Elon Musk, the CEO of Tesla, announced on Twitter on Wednesday that the company has "suspended vehicle transactions using bitcoin" due to concerns about the "rapidly growing use of fossil fuels for bitcoin mining."
In the minutes following Musk's announcement, the price of bitcoin fell by around 5%.
Tesla disclosed in a February SEC filing that it had purchased $1.5 billion in bitcoin and that it would invest in more bitcoin or other crypto currencies in the future.
The company announced at the time that it would begin accepting bitcoin as a payment method for its goods.
Tesla's support for cryptocurrency has helped to drive up the prices of cryptocurrencies like bitcoin and dogecoin in recent months.
Here's the full text of Musk's announcement:
“Bitcoin-based vehicle transactions have been halted by Tesla. We're concerned about the rapidly growing use of fossil fuels for Bitcoin mining and transactions, especially coal, which emits the most pollutants of any fuel. On several ways, cryptocurrency is a positive concept, and we believe it has a bright future, but it cannot come at the expense of the climate. Tesla will not sell Bitcoin, and we intend to use it for transactions as soon as mining shifts to more environmentally friendly energy sources. Other cryptocurrencies that use less than 1% of Bitcoin's energy/transaction are also being investigated.”
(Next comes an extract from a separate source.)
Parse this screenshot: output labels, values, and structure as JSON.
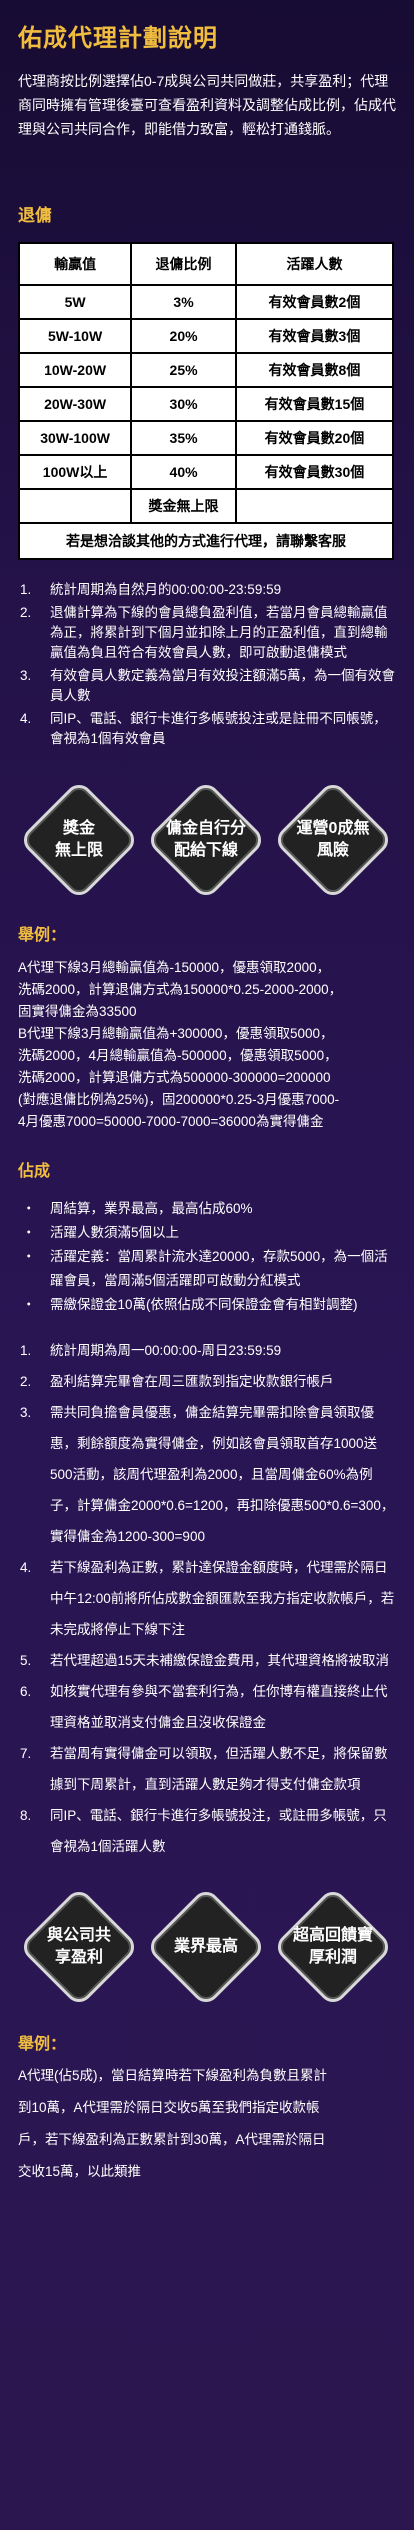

Bitcoin has attracted mainstream investors and some corporate buyers, including Tesla, Square, Metromile, and Nexon, who see the digital currency as a possible inflation hedge while central banks print money to support coronavirus-affected economies.
Major Wall Street banks such as Goldman Sachs and Morgan Stanley have also attempted to provide bitcoin exposure to their high-net-worth clients.
However, some investors, such as Softbank founder Masayoshi Son, are still sceptical of the cryptocurrency craze.
A lot of people are debating if it's a good thing or a bad thing, what it actually means, and whether it lives in a bubble. "To be honest, I don't know," Son confessed during a recent earnings call.
Although Tesla announced on Wednesday that it will not allow bitcoin for vehicle purchases, Musk clarified that the company intends to keep rather than sell the bitcoin it already has and is looking into other cryptocurrencies with lower transaction energy requirements.
Tesla purchased $1.5 billion in "digital properties" in the first quarter of 2021, and sold $272 million of them. Tesla said in a financial filing on April 26 that gains from bitcoin sales helped the company achieve a $101 million "positive effect" on profitability.
Musk has been a vocal supporter of bitcoin and dogecoin in recent months, tweeting and joking about them to his millions of Twitter followers.
The Tesla CEO made his hosting debut on "Saturday Night Live" this past weekend, dedicating part of his opening monologue and one sketch to promoting dogecoin. Instead of helping to push up the price of the meme-inspired token, dogecoin plummeted 30% during Musk's hour on Saturday Night Live.
The famous trading platform Robinhood suffered an outage in its crypto trading during a frantic sell-off at the time.
Following Musk's announcement on Thursday, Mark Cuban, the owner of the Dallas Mavericks, said that his team would continue to accept bitcoin and other cryptocurrencies because "we know that replacing gold as a store of value will benefit the world."
Meanwhile, Musk polled his Twitter followers on whether Tesla should welcome dogecoin on Monday. Yes, said 78.3 percent of those polled.